In the days since, Tiffany has scarcely slept. It's the sight of missiles and bombs exploding that twists her stomach. She tries to convince herself that Tanner will be safe. That becomes more difficult as the first Marine casualties are reported.

"I'm scared about what's going to happen," she said. "I'm scared about who's going to get the knock on the door, even though I know it's not going to be me."

Tanner and Tiffany, 23, worry about their kids, Logan and his baby sister, 8-month-old Madison, and how the family will cope with daddy at war.

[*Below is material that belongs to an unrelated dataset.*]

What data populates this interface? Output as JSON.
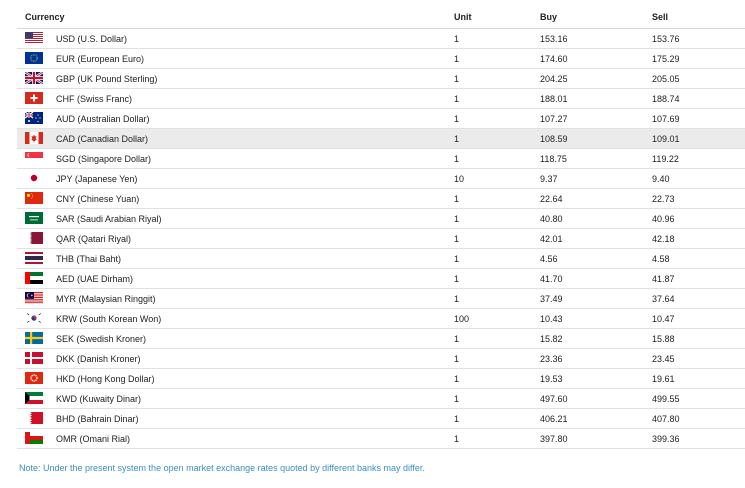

Logan's normally orderly world has ceased making sense, and his emotions outpace his ability to articulate. He is shooed away from the TV, and he refuses to sleep in his bed. At times, he is a hair's breadth from meltdown. Tiffany, Logan and Madison said goodbye at the base Jan. 28. Morath, an aircraft ultrasound technician, tends the Cobra, an attack helicopter. Logan saw his daddy's two buddies, Joe and Flo -- Sgt. Joseph R. Graham and Sgt. Jose A. Flores -- two men he calls uncle. Then he saw his daddy's M-16 rifle.

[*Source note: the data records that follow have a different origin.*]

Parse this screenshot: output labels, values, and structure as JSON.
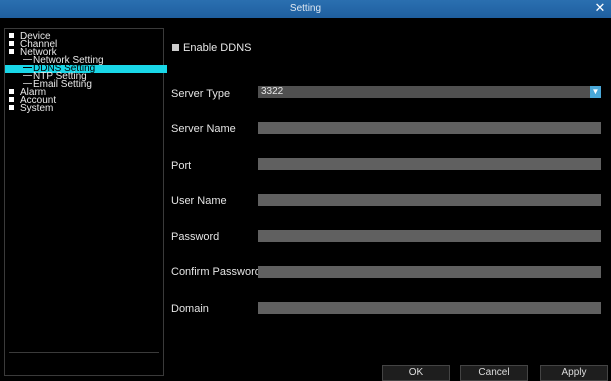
{
  "window": {
    "title": "Setting",
    "close_symbol": "✕"
  },
  "sidebar": {
    "items": [
      {
        "label": "Device",
        "level": 0
      },
      {
        "label": "Channel",
        "level": 0
      },
      {
        "label": "Network",
        "level": 0
      },
      {
        "label": "Network Setting",
        "level": 1
      },
      {
        "label": "DDNS Setting",
        "level": 1,
        "selected": true
      },
      {
        "label": "NTP Setting",
        "level": 1
      },
      {
        "label": "Email Setting",
        "level": 1
      },
      {
        "label": "Alarm",
        "level": 0
      },
      {
        "label": "Account",
        "level": 0
      },
      {
        "label": "System",
        "level": 0
      }
    ]
  },
  "ddns": {
    "enable_label": "Enable DDNS",
    "enabled": true,
    "server_type_label": "Server Type",
    "server_type_value": "3322",
    "server_name_label": "Server Name",
    "server_name_value": "",
    "port_label": "Port",
    "port_value": "",
    "user_name_label": "User Name",
    "user_name_value": "",
    "password_label": "Password",
    "password_value": "",
    "confirm_password_label": "Confirm Password",
    "confirm_password_value": "",
    "domain_label": "Domain",
    "domain_value": ""
  },
  "buttons": {
    "ok": "OK",
    "cancel": "Cancel",
    "apply": "Apply"
  },
  "colors": {
    "titlebar": "#2a6fb0",
    "selected": "#19d7e8",
    "field": "#606060"
  }
}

"Daddy, why do you have that gun?" he asked.

Uncle Flo jumped in. "We got the gun to get cats if they climb on the helicopter," he said.

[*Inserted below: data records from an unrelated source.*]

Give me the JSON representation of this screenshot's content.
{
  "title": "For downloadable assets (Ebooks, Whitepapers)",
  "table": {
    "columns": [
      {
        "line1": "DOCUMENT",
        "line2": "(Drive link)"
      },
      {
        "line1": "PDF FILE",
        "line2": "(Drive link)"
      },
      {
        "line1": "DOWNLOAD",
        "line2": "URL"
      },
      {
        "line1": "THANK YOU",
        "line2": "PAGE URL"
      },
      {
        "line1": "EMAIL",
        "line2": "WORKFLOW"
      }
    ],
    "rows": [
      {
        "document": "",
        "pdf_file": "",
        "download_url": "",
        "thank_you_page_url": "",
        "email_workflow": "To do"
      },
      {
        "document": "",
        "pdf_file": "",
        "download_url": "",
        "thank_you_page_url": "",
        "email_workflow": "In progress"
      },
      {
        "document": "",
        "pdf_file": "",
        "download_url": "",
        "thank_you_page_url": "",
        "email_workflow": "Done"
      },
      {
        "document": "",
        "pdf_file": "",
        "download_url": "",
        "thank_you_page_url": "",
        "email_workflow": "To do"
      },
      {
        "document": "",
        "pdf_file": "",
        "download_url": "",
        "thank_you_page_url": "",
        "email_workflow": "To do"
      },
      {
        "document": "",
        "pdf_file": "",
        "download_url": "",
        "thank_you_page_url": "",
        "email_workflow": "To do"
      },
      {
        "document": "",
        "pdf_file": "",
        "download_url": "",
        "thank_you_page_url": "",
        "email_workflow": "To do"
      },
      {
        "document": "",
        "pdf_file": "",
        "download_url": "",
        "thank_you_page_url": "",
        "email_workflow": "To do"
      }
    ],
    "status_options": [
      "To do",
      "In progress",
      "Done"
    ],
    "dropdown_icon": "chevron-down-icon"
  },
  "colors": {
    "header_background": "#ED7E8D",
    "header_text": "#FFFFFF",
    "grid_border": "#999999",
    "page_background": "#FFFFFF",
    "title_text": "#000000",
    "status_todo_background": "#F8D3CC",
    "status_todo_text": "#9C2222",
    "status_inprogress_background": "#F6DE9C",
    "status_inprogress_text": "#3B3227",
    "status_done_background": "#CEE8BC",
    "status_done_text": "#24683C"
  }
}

Uncle Joe added, "It's for squirrels."

"No," Logan said. "Daddy, you're going to get the bad guys."

In that moment, Logan began to understand. If his daddy was carrying a gun, it meant he might shoot it. Worse, someone might shoot at him.

Tanner Morath didn't leave until 2:30 a.m. Logan, dressed in jeans and Spider-Man shirt, was cold. Tiffany wrapped a blanket around him. As they headed to their car, Tanner's squadron was called into formation.

"Wait," Logan told his mother. The boy stood at attention, saluted the Marines as they marched by and yelled the rallying cry: Hoo-Rah!

Tiffany sobbed silently. Logan hugged her. "Mama, please don't cry; I'll take care of you."

Feb. 7, 03


Hey buddy, how are you? Happy Birthday! I know you won't get this in time 'cause today is your birthday. But hey I didn't forget it. I am sorry I couldn't be there. I wish I could. We will do something when I get back. I miss you partner. Be good and I love you.


On a separate sheet of paper, Morath wrote to his wife:


Good morning my love. How are ya?

I went up to the phone center yesterday to call you and wouldn't you know it, the [bums] closed it for whatever reason. I was [angry]. Then I come back, read for a little while, go to sleep. Then about 10 p.m. somebody comes back and says the phones are back up.

So I get up, get dressed, walk a quarter-mile to the bus stop, wait to catch the bus, get up there about 10:45 at night and of course, just my ' ... luck, everybody on the base was in line. A 1-3 hour wait. I am so determined to talk to you, I wait. 30 minutes later, the phone lines go down again.

How's my kids? Doing good I hope. I really hope you are doing OK babe. I really miss you and the kids.

After Tanner and Tiffany finally spoke by phone, she wrote to him:


Los Angeles Times Articles